Individual mandates cause headaches.

As President Obama’s recently-released budget for 2011 reveals, with or without a health care reform bill, Medicaid stands to receive a big, taxpayer-funded bailout.  Again.  The 2011 Budget includes $25 billion in additional funding for state Medicaid programs as an extension of the bailout that was included in the 2009 economic stimulus bill.

As Heritage analysts Dennis Smith and Nina Owcharenko argued then, depending on federal bailouts to carry Medicaid through economic hardships is bad policy.

The stimulus bill provided increased federal matching rates for Medicaid programs in all fifty states.  This splurge in spending was accompanied by no caveats or strings attached to require true Medicaid reform, which is sorely needed.  Instead, the federal government succeeded only in propping up the failed policies behind the broken government program, encouraging continued sluggishness in actual improvements to the system.

What is more, federal bailouts of state Medicaid programs set states up for short-term dependency on federal dollars which will lead to long-term budgetary problems when these funds expire.  Nothing could make this clearer than the Medicaid bailout extension included in President Obama’s 2011 budget.
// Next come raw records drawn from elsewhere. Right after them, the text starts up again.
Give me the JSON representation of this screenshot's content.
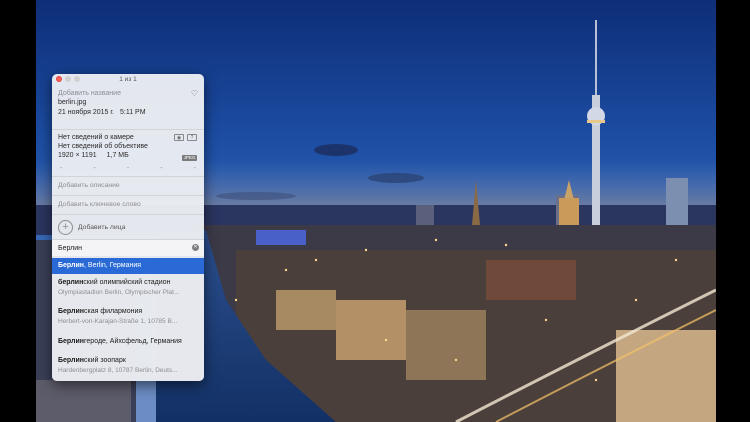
{
  "window": {
    "title": "1 из 1"
  },
  "info": {
    "name_placeholder": "Добавить название",
    "filename": "berlin.jpg",
    "date": "21 ноября 2015 г.",
    "time": "5:11 PM"
  },
  "camera": {
    "camera_text": "Нет сведений о камере",
    "lens_text": "Нет сведений об объективе",
    "dimensions": "1920 × 1191",
    "size": "1,7 МБ",
    "format_badge": "JPEG",
    "dashes": [
      "-",
      "-",
      "-",
      "-",
      "-"
    ]
  },
  "fields": {
    "description_placeholder": "Добавить описание",
    "keyword_placeholder": "Добавить ключевое слово",
    "add_faces": "Добавить лица"
  },
  "location_search": {
    "value": "Берлин"
  },
  "results": [
    {
      "bold": "Берлин",
      "rest": ", Berlin, Германия",
      "subtitle": ""
    },
    {
      "bold": "берлин",
      "rest": "ский олимпийский стадион",
      "subtitle": "Olympiastadion Berlin, Olympischer Plat..."
    },
    {
      "bold": "Берлин",
      "rest": "ская филармония",
      "subtitle": "Herbert-von-Karajan-Straße 1, 10785 B..."
    },
    {
      "bold": "Берлин",
      "rest": "героде, Айхсфельд, Германия",
      "subtitle": ""
    },
    {
      "bold": "Берлин",
      "rest": "ский зоопарк",
      "subtitle": "Hardenbergplatz 8, 10787 Berlin, Deuts..."
    }
  ],
  "colors": {
    "selection": "#2a6ad6",
    "close_button": "#fc5f57"
  },
  "icons": [
    "heart-icon",
    "camera-icon",
    "question-icon",
    "plus-icon",
    "clear-icon"
  ]
}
In a recent article in the Wall Street Journal, Janet Adamy explains that additional Medicaid funding was included to respond to Congress’ stalled efforts to achieve comprehensive health care reform.  Both of the health care bills would have expanded Medicaid and increased federal matching rates.  According to Adamy, “Some states were so confident Congress would pass a health bill that they included the extra Medicaid funds in their state budgets.”  Thus the need for additional bailout money: state fiscal irresponsibility, encouraged by Washington.

If Congress had structured the previous bailouts correctly in the first place, this additional bailout may not have been necessary.  Smith and Owcharenko outline how this should have been done.  Of course, the economic stimulus should not have included increased government spending in the first place.  Rather, tax cuts should have been used to invigorate the economy.

That aside, a Medicaid bailout should have established criteria to ensure that states accepting more funding took the necessary steps to improve their programs.  States should have also been required to submit plans for long-term reform.  Medicaid beneficiaries currently suffer from lack of access to care due to outdated reimbursement systems.  Addressing this would improve the quality of care for enrollees.  Lastly, both state and federal governments should have made a commitment to achieving serious entitlement reform as a part of the bailouts, assuring they would not be needed in the future.

But none of this happened.  Instead, once the extra federal funding expires, states will be left to deal with balancing their budgets and footing the bill for the same low-performing Medicaid programs.